What you put on your Facebook, LinkedIn, Twitter, Google Plus, or any other form of social media will stay with you forever. You might put up a potentially risqué photo only to take it down a few seconds later because of the nature of the photo. However, in the time it took you to delete it, a person, maybe a prospective employer, may have downloaded that photo onto their computer. Once you upload a photo onto the internet, you lose control of who has access to that photo.

Privacy settings may help, but in a world where we all know someone who knows someone, all it takes is a favor and everything on your profile could be leaked out to a company. Because of this, the best way to avoid having potentially damaging photo appear on your profile on any other social media site is to not put it out there for the world to see.

So, the next time you log into any social media platform that you use, look at your profile and think about whether it really reflects who you are and whether your profile is what you want portrayed about you.
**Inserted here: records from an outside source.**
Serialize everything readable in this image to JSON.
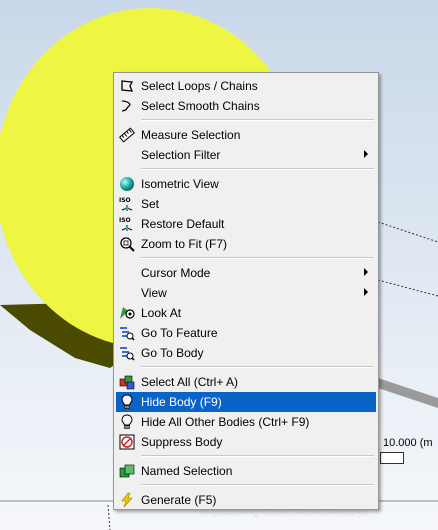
{
  "scene": {
    "scale_label": "10.000 (m",
    "watermark": "https://blog.csdn.net/secretboys"
  },
  "context_menu": {
    "groups": [
      [
        {
          "label": "Select Loops / Chains",
          "icon": "select-loops-icon"
        },
        {
          "label": "Select Smooth Chains",
          "icon": "select-smooth-chains-icon"
        }
      ],
      [
        {
          "label": "Measure Selection",
          "icon": "ruler-icon"
        },
        {
          "label": "Selection Filter",
          "submenu": true
        }
      ],
      [
        {
          "label": "Isometric View",
          "icon": "sphere-icon"
        },
        {
          "label": "Set",
          "icon": "iso-set-icon"
        },
        {
          "label": "Restore Default",
          "icon": "iso-restore-icon"
        },
        {
          "label": "Zoom to Fit (F7)",
          "icon": "zoom-fit-icon"
        }
      ],
      [
        {
          "label": "Cursor Mode",
          "submenu": true
        },
        {
          "label": "View",
          "submenu": true
        },
        {
          "label": "Look At",
          "icon": "look-at-icon"
        },
        {
          "label": "Go To Feature",
          "icon": "go-to-feature-icon"
        },
        {
          "label": "Go To Body",
          "icon": "go-to-body-icon"
        }
      ],
      [
        {
          "label": "Select All (Ctrl+ A)",
          "icon": "select-all-icon"
        },
        {
          "label": "Hide Body (F9)",
          "icon": "lightbulb-icon",
          "highlighted": true
        },
        {
          "label": "Hide All Other Bodies (Ctrl+ F9)",
          "icon": "lightbulb-icon"
        },
        {
          "label": "Suppress Body",
          "icon": "suppress-body-icon"
        }
      ],
      [
        {
          "label": "Named Selection",
          "icon": "named-selection-icon"
        }
      ],
      [
        {
          "label": "Generate (F5)",
          "icon": "lightning-icon"
        }
      ]
    ]
  },
  "colors": {
    "highlight": "#0a64c8",
    "disk_face": "#eef542",
    "disk_side": "#4a4a00",
    "menu_bg": "#f0f0f0"
  }
}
Who knows, it might even impress someone and land you a job.

Panxin JiangPanxin Jiang is a senior at the Wharton School concentrating in Accounting, Finance, and Real Estate. Asides from social media, she enjoys shopping, cooking, baking, and exploring all that Philly has to offer. You can find her on LinkedIn, Pinterest, and Facebook.


The Pope has joined Twitter

Social media has forged new patterns of consumption that change how we connect to the world around us.  For better or for worse, this is our reality.  Technology is changing quickly and it can feel overwhelming and difficult to keep up, but that is not an excuse to simply throw up your hands and stay out of the game. Employers expect social media skills from recent graduates, and even the skills you have learned in an informal, personal context can become valuable in the workplace.  There are also major personal benefits to joining social media networks.  They offer unique ways to build and enhance professional networks that could eventually provide you with internships, job offers, and mentorship opportunities.  Moreover, as you build your network, social media can immediately serve as an incredible tool to stay up-to-date with the trends in your field.

Continue reading “The Pope has joined Twitter”

Let’s Go Social

by Anubha Kapur (SEAS ’13)

The weekend begins on a lazy Saturday morning at 11 o’clock. With all the troubles of college life hanging over you, the heart flutters to have a no-agenda moment. Like the leaves of fall strewn over, and amid the gentle Philly drizzle, the weather plays the same ambivalent tune like the one strumming your life.

A cream cheese bagel, a cup of steaming Dunkin, the DP in one hand….and that’s the kick start to the day we all have…Stereotypical, yet real!

Amidst all the randomness of life, there is another crucial factor that links all of us together. Yes, checking out what’s new on our Facebook page, or skimming through the tweets of last night’s party… Social media: that little flicker that makes the clockwork of mundane life come alive!

Continue reading “Let’s Go Social”